“Communication posed the single biggest problem,” Blyth noted later. “It’s difficult enough to make a movie when everyone speaks the same language. Occasionally, we’d film a scene in a place where the local people spoke a dialect that was unintelligible to our translators. Then I’d have to say something to the translator, who would pass it on to the people we were trying to direct. It was frustrating, especially when you’re working against the clock, trying to get a difficult shot.”
France: Lush and lyrical, set to French classical music recorded by the London Philharmonic Orchestra, the 18-minute-long Impressions de France takes viewers to a bustling village and a country wedding, through the vineyards at harvest time and into the French Alps, from fishing villages and cathedrals to stately chateaux, and from the Riviera to Paris herself. Each scene is shown on an immense five-part screen that seems almost to surround you, and the panoramas – like those of so many of the dazzling Epcot Center films – are enough to send visitors scurrying off to American express’ Travelport to arrange passage to Paris.
05 October 2008
EPCOT CENTER FILMS: They’re Eye-Catching Experiences
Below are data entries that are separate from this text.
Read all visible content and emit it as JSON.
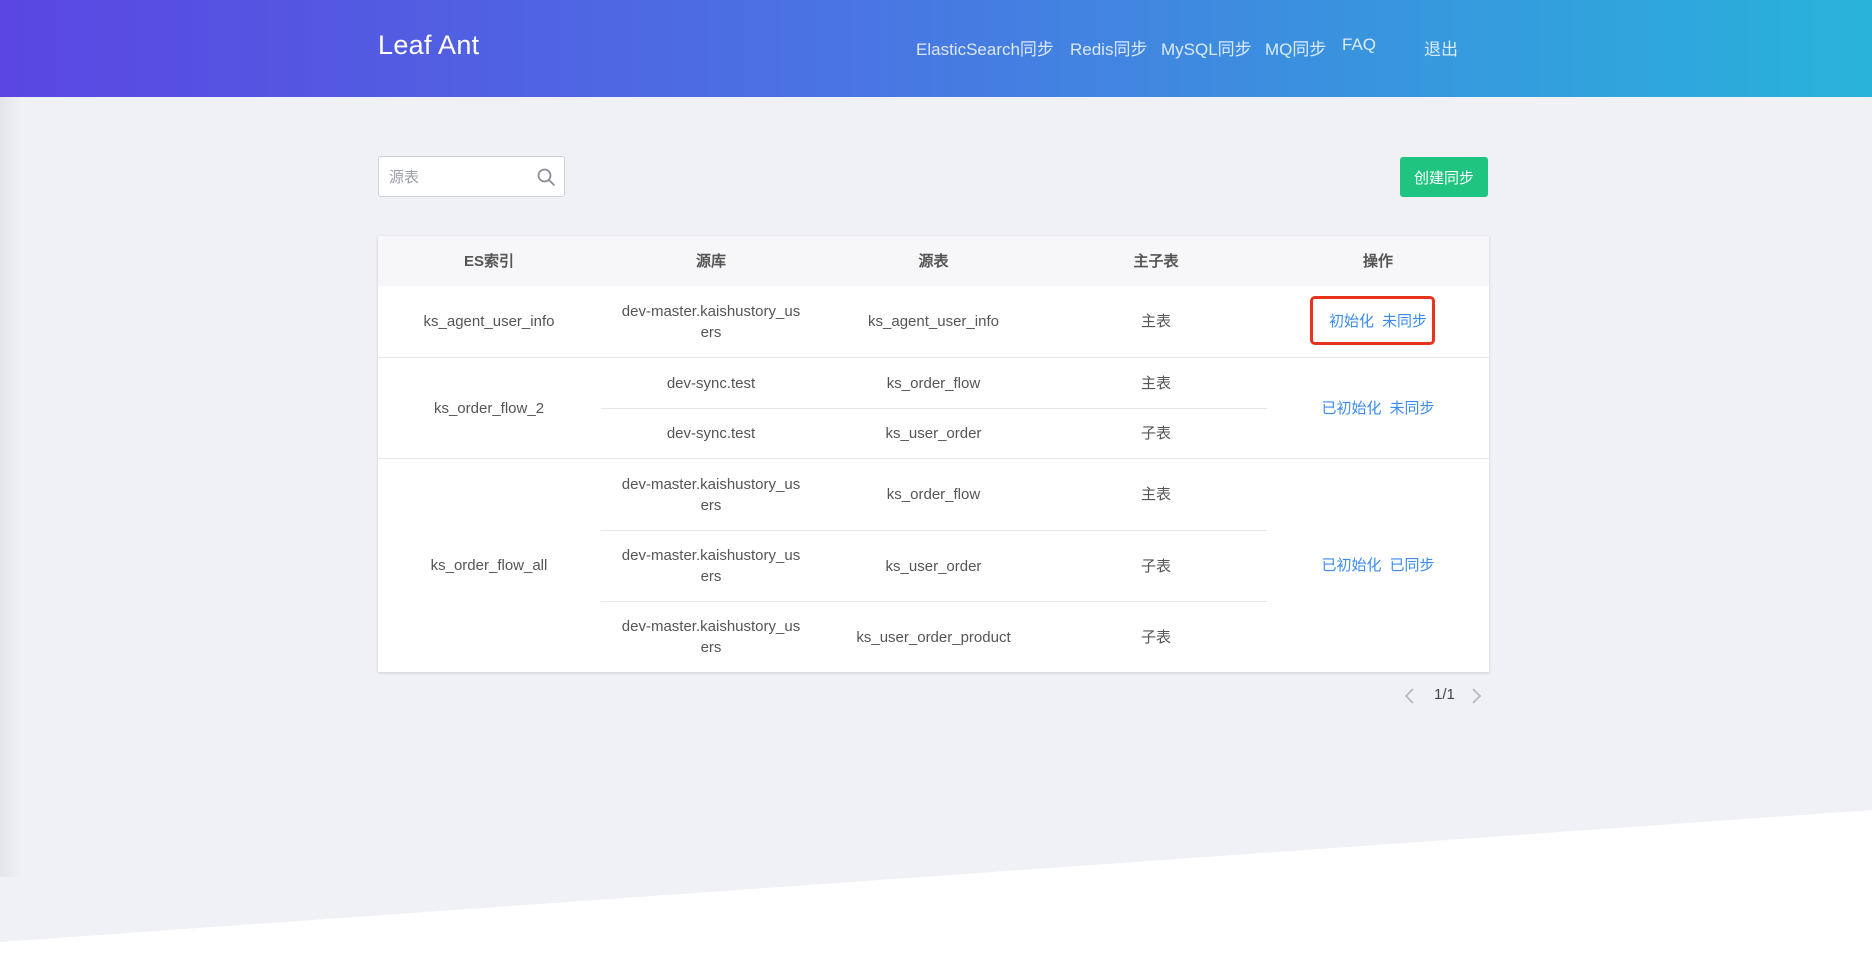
{
  "brand": "Leaf Ant",
  "nav": [
    {
      "label": "ElasticSearch同步"
    },
    {
      "label": "Redis同步"
    },
    {
      "label": "MySQL同步"
    },
    {
      "label": "MQ同步"
    },
    {
      "label": "FAQ"
    },
    {
      "label": "退出"
    }
  ],
  "search": {
    "placeholder": "源表",
    "icon": "search-icon"
  },
  "create_button": "创建同步",
  "table": {
    "headers": [
      "ES索引",
      "源库",
      "源表",
      "主子表",
      "操作"
    ],
    "groups": [
      {
        "index": "ks_agent_user_info",
        "rows": [
          {
            "db": "dev-master.kaishustory_users",
            "table": "ks_agent_user_info",
            "type": "主表"
          }
        ],
        "init_action": "初始化",
        "sync_action": "未同步"
      },
      {
        "index": "ks_order_flow_2",
        "rows": [
          {
            "db": "dev-sync.test",
            "table": "ks_order_flow",
            "type": "主表"
          },
          {
            "db": "dev-sync.test",
            "table": "ks_user_order",
            "type": "子表"
          }
        ],
        "init_action": "已初始化",
        "sync_action": "未同步"
      },
      {
        "index": "ks_order_flow_all",
        "rows": [
          {
            "db": "dev-master.kaishustory_users",
            "table": "ks_order_flow",
            "type": "主表"
          },
          {
            "db": "dev-master.kaishustory_users",
            "table": "ks_user_order",
            "type": "子表"
          },
          {
            "db": "dev-master.kaishustory_users",
            "table": "ks_user_order_product",
            "type": "子表"
          }
        ],
        "init_action": "已初始化",
        "sync_action": "已同步"
      }
    ]
  },
  "pagination": {
    "text": "1/1",
    "prev_icon": "chevron-left-icon",
    "next_icon": "chevron-right-icon"
  },
  "colors": {
    "accent": "#3b8cf0",
    "create": "#1ec480",
    "highlight": "#e8341c"
  }
}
Walt Disney World turned thirty-seven and Epcot turned twenty-six this week. As I talked about last year, EPCOT Center opened ten months after I was born, so I feel this kinship, almost as if we have grown up, sharing the same growing-pains, together. In honor of Epcot’s birthday, today’s Back Issues is from the spring of 1983 and is written by Karen Cure, who takes a look at the films of EPCOT Center during the park’s opening year.